On the other side of the spectrum, those who rank low tend to be impulsive, disorganized, sloppy, haphazard, lazy, absent-minded, and usually make decisions on the spur of the moment. Unlike high scorers, they don’t concern themselves with schedules and details, and certainly don’t go after perfection; quite conversely, they may overlook minor flaws or errors.

Conscientiousness Facet-Level Scales insights

  • The Organization scale measures the capacity for order and structure
  • The Diligence scale evaluates self-exertion and self-discipline 
  • The Perfectionism scale assesses attention to detail and one’s willingness to strive for the best result possible
  • The Prudence scale gauges self-control, cautiousness, and sound judgment

6. Openness (to experience)

Openness high scorers are best described as artists of sorts, intellectuals, and innovators. They are visionaries who are attracted to unconventional ideas, as well as people. Driven by their longing to discover new, exciting things and places, these curious folks like to experiment and roam the planet to explore unmapped places. 

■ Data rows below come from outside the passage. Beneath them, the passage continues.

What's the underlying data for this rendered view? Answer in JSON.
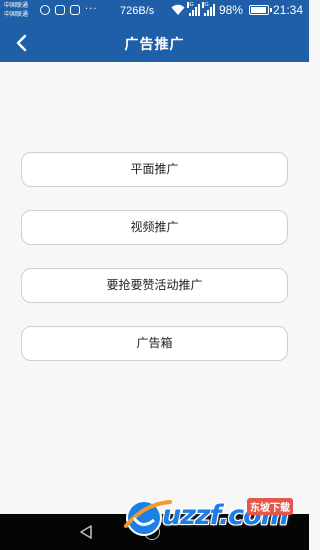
{
  "status_bar": {
    "carrier_1": "中国联通",
    "carrier_2": "中国联通",
    "overflow": "···",
    "net_speed": "726B/s",
    "network_4g": "4G",
    "network_2g": "2G",
    "battery_percent": "98%",
    "battery_level": 0.98,
    "time": "21:34"
  },
  "header": {
    "title": "广告推广",
    "background_color": "#1f5fa8"
  },
  "menu": {
    "items": [
      {
        "label": "平面推广"
      },
      {
        "label": "视频推广"
      },
      {
        "label": "要抢要赞活动推广"
      },
      {
        "label": "广告箱"
      }
    ]
  },
  "watermark": {
    "site": "uzzf.com",
    "tagline": "东坡下载"
  }
}
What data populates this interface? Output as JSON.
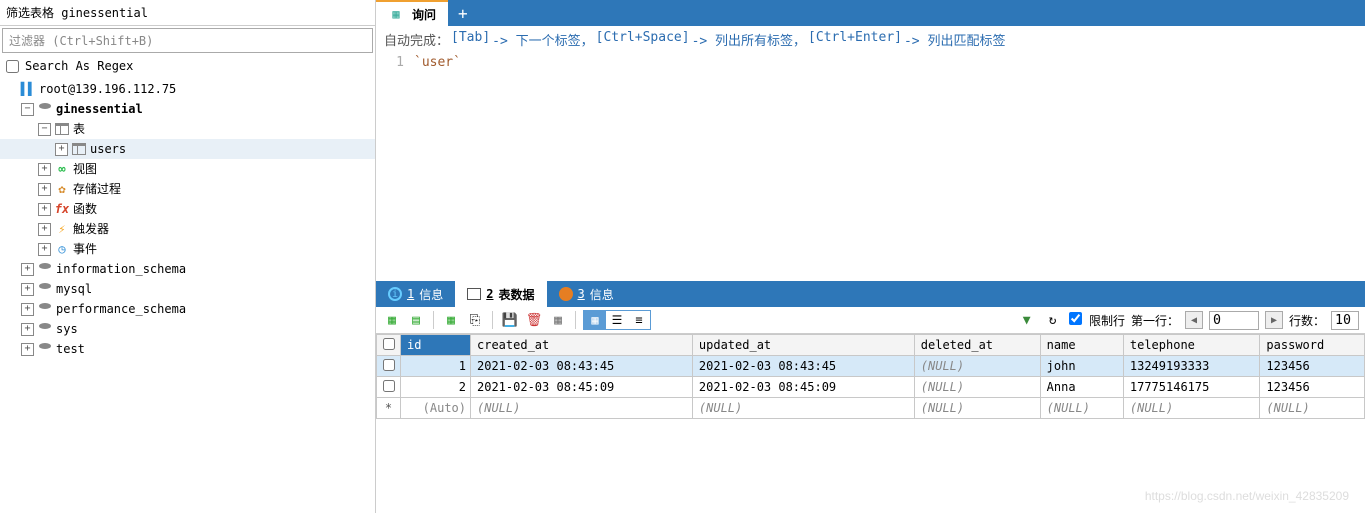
{
  "sidebar": {
    "title": "筛选表格 ginessential",
    "filter_placeholder": "过滤器 (Ctrl+Shift+B)",
    "regex_label": "Search As Regex",
    "server": "root@139.196.112.75",
    "db_active": "ginessential",
    "folders": {
      "tables": "表",
      "views": "视图",
      "procs": "存储过程",
      "funcs": "函数",
      "trigs": "触发器",
      "events": "事件"
    },
    "tables": [
      "users"
    ],
    "other_dbs": [
      "information_schema",
      "mysql",
      "performance_schema",
      "sys",
      "test"
    ]
  },
  "top_tab": {
    "query_label": "询问"
  },
  "autocomplete": {
    "prefix": "自动完成：",
    "tab_key": "[Tab]",
    "tab_action": "-> 下一个标签，",
    "ctrl_space_key": "[Ctrl+Space]",
    "ctrl_space_action": "-> 列出所有标签，",
    "ctrl_enter_key": "[Ctrl+Enter]",
    "ctrl_enter_action": "-> 列出匹配标签"
  },
  "editor": {
    "line": "1",
    "code": "`user`"
  },
  "mid_tabs": {
    "info": "信息",
    "data": "表数据",
    "info2": "信息",
    "n1": "1",
    "n2": "2",
    "n3": "3"
  },
  "toolbar": {
    "limit_label": "限制行",
    "first_row_label": "第一行：",
    "first_row_value": "0",
    "rows_label": "行数：",
    "rows_value": "10"
  },
  "grid": {
    "cols": [
      "id",
      "created_at",
      "updated_at",
      "deleted_at",
      "name",
      "telephone",
      "password"
    ],
    "rows": [
      {
        "id": "1",
        "created_at": "2021-02-03 08:43:45",
        "updated_at": "2021-02-03 08:43:45",
        "deleted_at": null,
        "name": "john",
        "telephone": "13249193333",
        "password": "123456"
      },
      {
        "id": "2",
        "created_at": "2021-02-03 08:45:09",
        "updated_at": "2021-02-03 08:45:09",
        "deleted_at": null,
        "name": "Anna",
        "telephone": "17775146175",
        "password": "123456"
      }
    ],
    "auto_label": "(Auto)",
    "null_label": "(NULL)"
  },
  "watermark": "https://blog.csdn.net/weixin_42835209"
}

On the other side of the coin, people who rank low on this scale, don’t care much for art, and they certainly feel little intellectual curiosity. Conventional individuals as they are, ideas that seem unusual don’t appeal to them. In fact, they might feel intimidated by such notions. Normally, they don’t break out of their comfort zone, and routine is their shelter; in this respect, they may seem skin-deep and indifferent. 

Openness Facet-Level Scales insights

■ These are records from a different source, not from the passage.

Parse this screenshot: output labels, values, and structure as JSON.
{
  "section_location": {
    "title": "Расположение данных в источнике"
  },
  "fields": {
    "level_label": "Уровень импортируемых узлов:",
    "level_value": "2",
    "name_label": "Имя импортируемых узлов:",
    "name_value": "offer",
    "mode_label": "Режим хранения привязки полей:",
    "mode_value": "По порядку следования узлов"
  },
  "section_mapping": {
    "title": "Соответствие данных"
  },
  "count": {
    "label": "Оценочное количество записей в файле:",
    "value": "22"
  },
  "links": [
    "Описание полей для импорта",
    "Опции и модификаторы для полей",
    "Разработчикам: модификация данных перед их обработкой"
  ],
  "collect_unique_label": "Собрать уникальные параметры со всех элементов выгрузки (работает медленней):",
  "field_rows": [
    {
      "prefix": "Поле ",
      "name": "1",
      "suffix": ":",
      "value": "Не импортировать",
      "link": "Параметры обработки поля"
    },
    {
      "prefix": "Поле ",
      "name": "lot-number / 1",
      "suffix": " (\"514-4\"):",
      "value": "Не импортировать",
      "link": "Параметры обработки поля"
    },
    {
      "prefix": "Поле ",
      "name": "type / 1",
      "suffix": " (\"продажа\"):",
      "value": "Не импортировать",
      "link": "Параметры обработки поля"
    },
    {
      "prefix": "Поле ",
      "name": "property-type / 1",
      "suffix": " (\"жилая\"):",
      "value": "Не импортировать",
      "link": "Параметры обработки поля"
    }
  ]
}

  • The Aesthetic Appreciation scale evaluates how one perceives beauty in nature and art
  • The Inquisitiveness scale measures intellectual curiosity 
  • The Creativity scale assesses one’s imagination, as well as inclination to experimentation, and innovation
  • The Unconventionality scale gauges a tendency to accept the eccentric, and the unusual

The HEXACO model in recruitment

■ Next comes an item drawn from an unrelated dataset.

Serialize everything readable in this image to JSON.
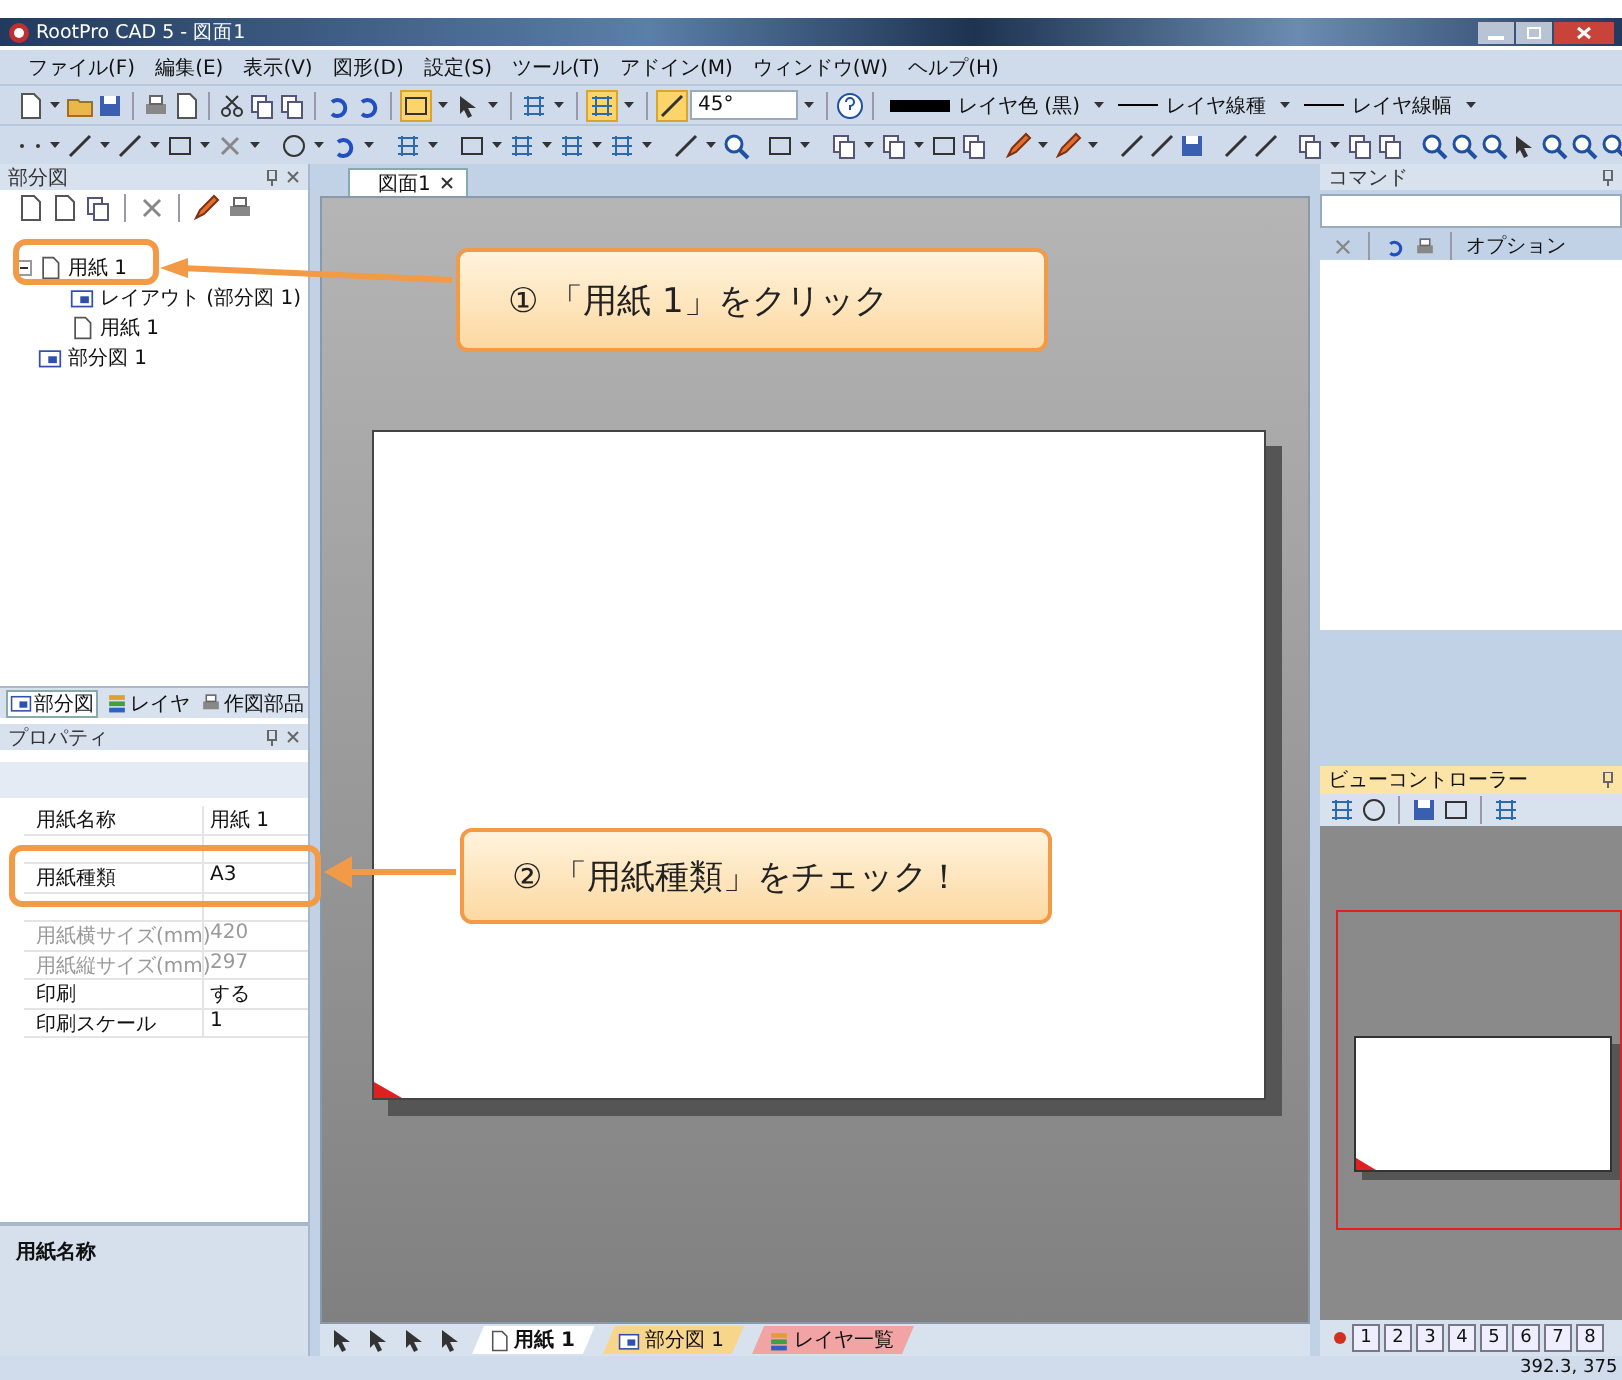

When it comes to hiring people, personality is as important as skills — if not more important. A person’s character can convey a lot to an HR professional about their work ethic, and how they interact with others. To that end, the HEXACO model is a valuable assessment tool, for a recruiter to conclude whether a candidate is a good fit for a company or not.

Practically speaking, there are several inventory versions for the HEXACO model. However, to conduct a reliable evaluation of a candidate’s character, one requires a minimum of 60 questions. Many times, recruiters use the 100-question version, because it offers a more thorough evaluation.

The H-factor in the workplace 

There are several applications of the H-factor in the workplace, and recruiters know that when they size up one’s character using the HEXACO model. As most businesses operate on a social layout, a high H-factor score points out to people who tend to operate well within teams. 

And how do we know this? At any rate, these people are unpretentious and like to keep things simple; that is to say that they are original, honest, and uncomplicated, and this may be very liberating for the people who cooperate with them. That especially applies if they score high on the Sincere and Modesty facets. 

Likewise, these people are just and impartial, so other people feel fairly treated. Of course, that goes more for the Fairness high scorers. Moreover, moral and trustworthy as they are, they are less subject to corruption and fraud; this better fits those who score high on the Greed Avoidance facet.

Naturally, not all jobs require someone with a high rate on the H-factor, but there are many that having a high score on that trait is imperative to perform well; for example, a police/military officer post, a teacher position, or jobs that have to do with finances and assets in general.


Since its early development in the early ’00s, the HEXACO personality inventory has been used to probe into different aspects of the human personality; therefore, allowing for not only behavioral evaluation, but also prediction. Even more so in the field of psychometrics, which studies how certain personality traits best fit certain jobs.

The HEXACO model surely offers another view of the personality that may prove to be substantial for specific job positions. In that light, as a tool, it can make all the difference — for both people and companies — in the hands of psychologists and HR professionals.